**EXERCISE PROMPT:**
Repeat only the stretch of lines below that runs from the line with "Convert this screenshot" through the line with "Serialize everything readable", unaltered.

Excerpts from an interface dataset:
__________

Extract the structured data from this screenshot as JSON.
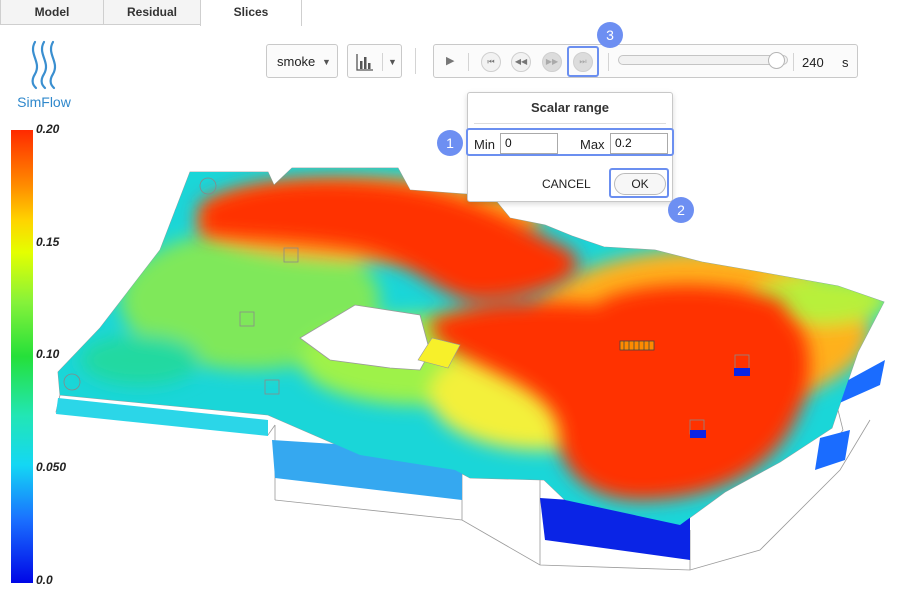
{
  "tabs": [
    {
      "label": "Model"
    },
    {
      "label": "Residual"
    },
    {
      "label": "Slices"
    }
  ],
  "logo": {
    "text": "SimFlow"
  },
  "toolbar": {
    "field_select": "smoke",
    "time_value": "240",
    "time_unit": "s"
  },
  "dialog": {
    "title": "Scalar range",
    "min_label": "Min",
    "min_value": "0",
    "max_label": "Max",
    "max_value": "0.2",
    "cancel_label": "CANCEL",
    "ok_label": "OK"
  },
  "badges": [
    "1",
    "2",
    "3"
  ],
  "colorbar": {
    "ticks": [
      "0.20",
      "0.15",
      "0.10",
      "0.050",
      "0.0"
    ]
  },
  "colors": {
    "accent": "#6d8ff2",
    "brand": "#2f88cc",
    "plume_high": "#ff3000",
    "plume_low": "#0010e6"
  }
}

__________

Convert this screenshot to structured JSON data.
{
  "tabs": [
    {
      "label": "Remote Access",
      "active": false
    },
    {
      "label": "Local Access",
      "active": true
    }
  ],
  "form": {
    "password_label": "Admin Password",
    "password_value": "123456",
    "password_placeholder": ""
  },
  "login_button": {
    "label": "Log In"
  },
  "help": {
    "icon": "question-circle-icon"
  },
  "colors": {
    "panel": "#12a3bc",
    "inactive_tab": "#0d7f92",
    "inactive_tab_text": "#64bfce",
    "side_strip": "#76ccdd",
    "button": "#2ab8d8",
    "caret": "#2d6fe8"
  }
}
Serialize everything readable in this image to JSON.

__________

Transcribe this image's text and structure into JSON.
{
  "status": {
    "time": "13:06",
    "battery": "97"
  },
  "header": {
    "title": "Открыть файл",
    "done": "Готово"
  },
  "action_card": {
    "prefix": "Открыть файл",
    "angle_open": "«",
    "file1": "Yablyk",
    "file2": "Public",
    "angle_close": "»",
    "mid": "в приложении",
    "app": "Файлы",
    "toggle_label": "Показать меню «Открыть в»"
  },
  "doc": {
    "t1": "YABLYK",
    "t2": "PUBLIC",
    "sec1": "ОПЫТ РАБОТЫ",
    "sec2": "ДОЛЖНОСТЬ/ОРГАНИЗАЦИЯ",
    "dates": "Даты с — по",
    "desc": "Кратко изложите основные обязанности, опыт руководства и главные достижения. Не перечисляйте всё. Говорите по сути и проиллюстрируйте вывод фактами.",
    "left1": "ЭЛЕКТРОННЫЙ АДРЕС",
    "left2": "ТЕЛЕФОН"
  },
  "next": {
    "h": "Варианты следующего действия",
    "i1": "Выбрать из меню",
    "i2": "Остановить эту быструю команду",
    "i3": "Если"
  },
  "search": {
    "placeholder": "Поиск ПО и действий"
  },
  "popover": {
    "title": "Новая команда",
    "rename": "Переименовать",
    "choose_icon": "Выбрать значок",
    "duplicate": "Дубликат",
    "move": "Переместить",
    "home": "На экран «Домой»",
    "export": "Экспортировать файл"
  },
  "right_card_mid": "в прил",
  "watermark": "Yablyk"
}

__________

**YOUR SOLUTION:**
Convert this screenshot to structured JSON data.
{
  "tabs": [
    {
      "label": "Remote Access",
      "active": false
    },
    {
      "label": "Local Access",
      "active": true
    }
  ],
  "form": {
    "password_label": "Admin Password",
    "password_value": "123456",
    "password_placeholder": ""
  },
  "login_button": {
    "label": "Log In"
  },
  "help": {
    "icon": "question-circle-icon"
  },
  "colors": {
    "panel": "#12a3bc",
    "inactive_tab": "#0d7f92",
    "inactive_tab_text": "#64bfce",
    "side_strip": "#76ccdd",
    "button": "#2ab8d8",
    "caret": "#2d6fe8"
  }
}
Serialize everything readable in this image to JSON.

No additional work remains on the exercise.